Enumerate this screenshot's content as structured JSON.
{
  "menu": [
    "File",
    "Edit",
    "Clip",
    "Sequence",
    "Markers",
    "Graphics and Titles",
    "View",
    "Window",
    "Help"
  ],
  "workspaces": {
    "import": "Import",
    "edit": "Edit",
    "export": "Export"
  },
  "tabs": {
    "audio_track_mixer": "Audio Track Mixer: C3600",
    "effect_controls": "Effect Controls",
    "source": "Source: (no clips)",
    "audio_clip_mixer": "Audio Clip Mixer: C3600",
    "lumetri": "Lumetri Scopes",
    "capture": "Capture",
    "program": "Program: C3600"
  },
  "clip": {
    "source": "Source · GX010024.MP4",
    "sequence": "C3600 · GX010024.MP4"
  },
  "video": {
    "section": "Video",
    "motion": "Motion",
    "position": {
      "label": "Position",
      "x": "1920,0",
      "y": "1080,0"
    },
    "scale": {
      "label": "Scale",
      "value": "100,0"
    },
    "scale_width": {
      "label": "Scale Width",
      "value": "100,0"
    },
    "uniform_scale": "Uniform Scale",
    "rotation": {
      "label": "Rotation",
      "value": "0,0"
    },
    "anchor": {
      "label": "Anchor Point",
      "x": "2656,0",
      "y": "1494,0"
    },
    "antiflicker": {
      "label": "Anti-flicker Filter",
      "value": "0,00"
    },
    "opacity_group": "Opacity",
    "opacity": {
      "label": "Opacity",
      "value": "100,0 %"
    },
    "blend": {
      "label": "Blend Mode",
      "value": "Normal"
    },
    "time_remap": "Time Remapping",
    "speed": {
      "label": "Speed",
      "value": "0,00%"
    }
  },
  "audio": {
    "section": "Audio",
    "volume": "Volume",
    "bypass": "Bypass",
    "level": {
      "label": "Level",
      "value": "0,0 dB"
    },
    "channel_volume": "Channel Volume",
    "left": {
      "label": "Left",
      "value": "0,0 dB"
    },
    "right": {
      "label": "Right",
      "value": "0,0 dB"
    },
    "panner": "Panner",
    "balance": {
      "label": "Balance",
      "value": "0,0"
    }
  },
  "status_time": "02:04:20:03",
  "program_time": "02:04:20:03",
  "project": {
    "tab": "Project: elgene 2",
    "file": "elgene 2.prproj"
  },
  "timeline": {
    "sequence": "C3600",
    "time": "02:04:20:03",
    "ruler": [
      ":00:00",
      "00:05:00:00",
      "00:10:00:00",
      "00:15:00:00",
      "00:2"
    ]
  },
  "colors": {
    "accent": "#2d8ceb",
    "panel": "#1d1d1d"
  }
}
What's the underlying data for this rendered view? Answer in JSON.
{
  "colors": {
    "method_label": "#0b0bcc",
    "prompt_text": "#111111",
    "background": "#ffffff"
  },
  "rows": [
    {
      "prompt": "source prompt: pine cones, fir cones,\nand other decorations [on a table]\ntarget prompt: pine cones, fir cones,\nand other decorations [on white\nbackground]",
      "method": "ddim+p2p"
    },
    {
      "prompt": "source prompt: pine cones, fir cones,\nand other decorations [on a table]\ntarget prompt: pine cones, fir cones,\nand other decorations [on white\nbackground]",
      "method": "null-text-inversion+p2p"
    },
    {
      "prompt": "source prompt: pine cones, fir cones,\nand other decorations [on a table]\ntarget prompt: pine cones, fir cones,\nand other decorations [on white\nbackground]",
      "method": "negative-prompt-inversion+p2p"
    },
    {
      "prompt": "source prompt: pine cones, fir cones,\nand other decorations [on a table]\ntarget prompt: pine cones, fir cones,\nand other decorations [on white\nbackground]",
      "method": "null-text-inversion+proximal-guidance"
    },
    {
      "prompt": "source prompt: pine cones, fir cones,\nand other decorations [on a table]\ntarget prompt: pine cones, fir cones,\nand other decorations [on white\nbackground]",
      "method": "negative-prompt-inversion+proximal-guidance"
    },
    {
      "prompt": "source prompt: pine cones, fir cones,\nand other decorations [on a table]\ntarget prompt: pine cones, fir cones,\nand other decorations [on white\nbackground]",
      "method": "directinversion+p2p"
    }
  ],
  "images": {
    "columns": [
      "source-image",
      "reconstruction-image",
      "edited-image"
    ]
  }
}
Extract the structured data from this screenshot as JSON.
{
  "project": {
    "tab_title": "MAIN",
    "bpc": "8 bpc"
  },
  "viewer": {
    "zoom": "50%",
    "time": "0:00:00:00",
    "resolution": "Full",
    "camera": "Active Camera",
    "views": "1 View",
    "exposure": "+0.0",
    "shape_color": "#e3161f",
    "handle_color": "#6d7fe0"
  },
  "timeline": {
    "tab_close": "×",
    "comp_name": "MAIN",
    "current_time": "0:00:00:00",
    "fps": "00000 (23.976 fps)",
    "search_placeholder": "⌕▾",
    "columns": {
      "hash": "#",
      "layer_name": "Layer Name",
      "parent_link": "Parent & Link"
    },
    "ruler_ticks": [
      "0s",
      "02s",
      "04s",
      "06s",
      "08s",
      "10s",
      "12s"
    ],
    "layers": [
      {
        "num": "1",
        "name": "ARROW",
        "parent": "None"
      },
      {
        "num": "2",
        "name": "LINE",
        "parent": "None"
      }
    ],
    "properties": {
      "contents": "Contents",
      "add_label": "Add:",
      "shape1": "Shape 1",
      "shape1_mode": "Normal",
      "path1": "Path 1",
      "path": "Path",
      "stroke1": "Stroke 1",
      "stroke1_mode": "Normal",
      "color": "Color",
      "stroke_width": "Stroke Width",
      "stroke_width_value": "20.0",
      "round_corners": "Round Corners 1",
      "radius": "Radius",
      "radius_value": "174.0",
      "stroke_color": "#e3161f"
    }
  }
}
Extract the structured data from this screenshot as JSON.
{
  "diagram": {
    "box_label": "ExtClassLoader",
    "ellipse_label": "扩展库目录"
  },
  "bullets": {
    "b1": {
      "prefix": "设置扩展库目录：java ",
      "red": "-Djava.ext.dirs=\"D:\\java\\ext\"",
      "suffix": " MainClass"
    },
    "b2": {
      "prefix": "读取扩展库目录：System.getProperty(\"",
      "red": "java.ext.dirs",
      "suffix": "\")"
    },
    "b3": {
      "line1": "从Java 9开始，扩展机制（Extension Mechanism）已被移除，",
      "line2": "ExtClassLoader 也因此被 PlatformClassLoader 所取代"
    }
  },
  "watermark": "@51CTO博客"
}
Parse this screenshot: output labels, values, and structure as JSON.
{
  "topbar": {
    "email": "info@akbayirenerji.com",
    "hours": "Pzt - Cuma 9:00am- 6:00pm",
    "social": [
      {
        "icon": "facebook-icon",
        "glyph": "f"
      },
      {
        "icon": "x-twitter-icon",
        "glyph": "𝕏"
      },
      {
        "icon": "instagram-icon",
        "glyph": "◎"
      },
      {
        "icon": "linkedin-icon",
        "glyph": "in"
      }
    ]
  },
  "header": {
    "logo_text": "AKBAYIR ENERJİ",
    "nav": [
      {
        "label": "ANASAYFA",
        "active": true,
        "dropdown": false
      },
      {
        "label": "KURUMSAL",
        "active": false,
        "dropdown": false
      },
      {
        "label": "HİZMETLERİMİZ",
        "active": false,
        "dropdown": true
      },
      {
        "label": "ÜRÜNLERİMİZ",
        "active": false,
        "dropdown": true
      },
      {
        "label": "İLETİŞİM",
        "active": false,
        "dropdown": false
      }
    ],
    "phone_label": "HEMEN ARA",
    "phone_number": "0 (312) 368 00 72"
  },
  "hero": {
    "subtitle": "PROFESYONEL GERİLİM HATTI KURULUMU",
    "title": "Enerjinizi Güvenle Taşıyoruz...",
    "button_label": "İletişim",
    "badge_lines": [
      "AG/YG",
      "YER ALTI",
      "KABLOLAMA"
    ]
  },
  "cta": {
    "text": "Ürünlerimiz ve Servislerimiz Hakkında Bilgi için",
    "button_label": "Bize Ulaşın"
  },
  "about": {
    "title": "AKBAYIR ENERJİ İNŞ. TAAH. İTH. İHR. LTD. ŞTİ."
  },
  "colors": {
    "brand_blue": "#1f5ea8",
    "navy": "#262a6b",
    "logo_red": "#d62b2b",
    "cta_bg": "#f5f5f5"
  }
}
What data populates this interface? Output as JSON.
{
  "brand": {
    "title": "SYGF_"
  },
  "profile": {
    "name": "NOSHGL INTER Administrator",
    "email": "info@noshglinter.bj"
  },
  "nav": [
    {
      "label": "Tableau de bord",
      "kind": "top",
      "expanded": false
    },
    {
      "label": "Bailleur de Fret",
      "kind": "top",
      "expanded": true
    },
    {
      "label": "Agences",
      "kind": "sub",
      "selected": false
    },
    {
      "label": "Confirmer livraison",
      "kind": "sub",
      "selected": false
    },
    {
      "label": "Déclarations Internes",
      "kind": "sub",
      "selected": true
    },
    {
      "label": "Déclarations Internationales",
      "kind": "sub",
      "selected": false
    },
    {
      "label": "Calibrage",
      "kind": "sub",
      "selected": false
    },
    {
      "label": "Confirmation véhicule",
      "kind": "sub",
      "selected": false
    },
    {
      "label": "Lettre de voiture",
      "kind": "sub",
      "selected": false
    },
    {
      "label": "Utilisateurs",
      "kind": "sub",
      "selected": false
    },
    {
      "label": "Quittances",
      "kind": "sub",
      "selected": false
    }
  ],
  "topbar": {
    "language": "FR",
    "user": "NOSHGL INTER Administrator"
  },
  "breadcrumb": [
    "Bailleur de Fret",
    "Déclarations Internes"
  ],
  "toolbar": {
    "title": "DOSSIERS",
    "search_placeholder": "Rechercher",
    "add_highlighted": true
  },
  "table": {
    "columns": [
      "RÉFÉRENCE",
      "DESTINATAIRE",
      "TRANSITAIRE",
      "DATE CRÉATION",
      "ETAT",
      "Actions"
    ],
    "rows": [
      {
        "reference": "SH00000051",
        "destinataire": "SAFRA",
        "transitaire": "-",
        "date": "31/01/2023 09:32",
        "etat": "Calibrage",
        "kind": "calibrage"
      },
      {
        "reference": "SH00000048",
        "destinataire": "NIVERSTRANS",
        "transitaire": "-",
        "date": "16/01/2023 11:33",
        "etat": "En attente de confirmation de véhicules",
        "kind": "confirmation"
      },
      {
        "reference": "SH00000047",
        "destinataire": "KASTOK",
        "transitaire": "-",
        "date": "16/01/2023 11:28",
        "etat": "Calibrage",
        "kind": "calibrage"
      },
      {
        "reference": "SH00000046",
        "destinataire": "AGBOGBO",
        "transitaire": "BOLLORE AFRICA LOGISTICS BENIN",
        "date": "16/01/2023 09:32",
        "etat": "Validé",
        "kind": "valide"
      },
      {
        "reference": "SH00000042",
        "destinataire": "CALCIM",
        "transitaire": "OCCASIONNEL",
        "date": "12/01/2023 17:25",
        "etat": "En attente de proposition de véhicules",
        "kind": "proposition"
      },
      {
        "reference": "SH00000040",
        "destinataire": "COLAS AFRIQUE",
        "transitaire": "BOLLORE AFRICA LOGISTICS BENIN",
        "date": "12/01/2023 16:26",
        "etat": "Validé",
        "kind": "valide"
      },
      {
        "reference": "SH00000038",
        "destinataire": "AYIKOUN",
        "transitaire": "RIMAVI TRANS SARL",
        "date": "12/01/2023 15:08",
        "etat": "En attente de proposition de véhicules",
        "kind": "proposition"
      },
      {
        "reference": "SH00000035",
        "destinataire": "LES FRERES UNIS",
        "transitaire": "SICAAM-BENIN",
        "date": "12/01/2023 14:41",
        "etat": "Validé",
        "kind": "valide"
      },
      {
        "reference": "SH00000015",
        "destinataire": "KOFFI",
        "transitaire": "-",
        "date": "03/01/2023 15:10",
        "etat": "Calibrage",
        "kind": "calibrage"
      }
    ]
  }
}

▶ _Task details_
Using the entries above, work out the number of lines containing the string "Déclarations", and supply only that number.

▶ _Answer area_
3